The term Victorian in relation to domestic architecture is an adjective given to a movement of style covering a wide range of highly decorative domestic building types which range from as early as the 1840s to approximately 1900. Victorian house pictures highlight the exquisitely detailed, exceptionally beautiful designs for a great variety of fascinating city dwellings, spacious suburban and country homes and charming cottages.
During the 19th century there were many distinctive styles of actual Victorian homes, ranging from seaside cottages to Italianate villas, Queen Anne cottages to romantic stone castles, brownstones, octagon houses, and mansard-roofed mansions. The features of Victorian house architecture were more
eclectic and diverse in nature as opposed to owning rigid and exclusive characteristics. The period of time between the end of the Civil War and the turn-of-the-century was marked by a curious combination of post-war depression and the opulence of the Gilded Age.
There is no single set of features which specifically define the Victorian house. Pictures of Victorian houses illustrate the endless combinations of structural characteristics and the wide scope of Victorian architecture in American residences. Labels such as Queen Anne, Italianate or Eastlake are terms which refer to the use of certain decorative elements but they do not indicate specific architectural features which must be always present to designate a house as being a certain Victorian style. Architects more or less combined a variety of miscellaneous designs to satisfy the client’s taste.
Victorian houses in America generally exhibited irregular floor plans, turrets, towers, gables, multicolored slate roof tiles, and mansard roofs. Victorian houses are often a spectacular display of
porches, overhangs, bay windows, balconies, turrets, stained glass and picturesque dormers. Victorian house pictures can illustrate the structural characteristics and scope of Victorian architecture in American residences.
Victorian style houses never presented a clear-cut single pattern like the Colonial Cape Cod or the Greek Revival. Instead it was an animated mix of several styles blended into something distinctively American. Victorian style houses included the American Gothic with peaked gables, turrets and an abundance of carving; the French Renaissance with mansard roofs and colored stonework; and the English Tudor, with its casement windows and half-timbered walls covered with stucco or shingles.
The Philadelphia Centennial in 1876 popularized a revival of the architecture of the 17th and 18th century Europe, but not in the form of the salt box or Cape Cod cottage. Instead there were houses designed in an English picturesque transition style life the popular Italian villa or mansard styles. It was half Gothic and half classic, appearing without a plan as manor houses grew, addition by addition, in a picturesque disarray.
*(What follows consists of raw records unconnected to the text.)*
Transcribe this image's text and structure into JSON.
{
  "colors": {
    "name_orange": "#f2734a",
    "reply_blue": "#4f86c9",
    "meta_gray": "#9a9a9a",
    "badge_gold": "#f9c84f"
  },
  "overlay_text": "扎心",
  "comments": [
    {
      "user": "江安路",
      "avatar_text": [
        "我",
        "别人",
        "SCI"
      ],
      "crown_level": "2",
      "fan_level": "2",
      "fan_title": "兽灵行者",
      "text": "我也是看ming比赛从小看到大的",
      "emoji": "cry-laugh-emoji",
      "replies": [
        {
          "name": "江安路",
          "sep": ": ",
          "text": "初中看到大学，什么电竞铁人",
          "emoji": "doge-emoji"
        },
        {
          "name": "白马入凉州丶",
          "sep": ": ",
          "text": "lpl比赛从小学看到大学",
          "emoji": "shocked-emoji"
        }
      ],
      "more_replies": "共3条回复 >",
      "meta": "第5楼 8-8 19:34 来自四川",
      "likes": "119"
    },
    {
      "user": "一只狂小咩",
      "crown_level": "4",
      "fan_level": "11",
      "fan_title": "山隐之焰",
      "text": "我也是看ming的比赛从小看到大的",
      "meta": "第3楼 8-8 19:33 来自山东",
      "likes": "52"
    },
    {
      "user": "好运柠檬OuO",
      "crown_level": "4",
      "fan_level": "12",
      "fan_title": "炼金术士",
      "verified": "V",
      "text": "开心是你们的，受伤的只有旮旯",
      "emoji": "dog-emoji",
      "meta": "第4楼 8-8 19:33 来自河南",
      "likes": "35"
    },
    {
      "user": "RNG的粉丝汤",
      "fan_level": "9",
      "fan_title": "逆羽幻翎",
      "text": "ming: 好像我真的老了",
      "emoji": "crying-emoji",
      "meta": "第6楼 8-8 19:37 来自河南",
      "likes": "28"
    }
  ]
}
The earliest Victorian style of houses was the Gothic Revival (1840-1865). It particularly flourished in the North from the 1850s to the 1880s due to profits from the expansion of the railroads in the West and new factories in the North. This economic boom provided the wealth to build them. But while the money was American, the designs were foreign adaptations. Americans touring Europe came home anxious to reproduce the picturesque medieval castles and cathedrals or charming English and German cottages. Piazzas, bays, stained glass windows, mansard roofs, and porte-cocheres became the rage. Medieval motifs such as Gothic crosses and trefoils were often cut into the structure’s woodwork. Undoubtedly many thought the Victorian houses were unsightly with their steeply pitched roofs and pointed-arch windows; but at their worst they were spacious and at their best they provided a gracious way of living.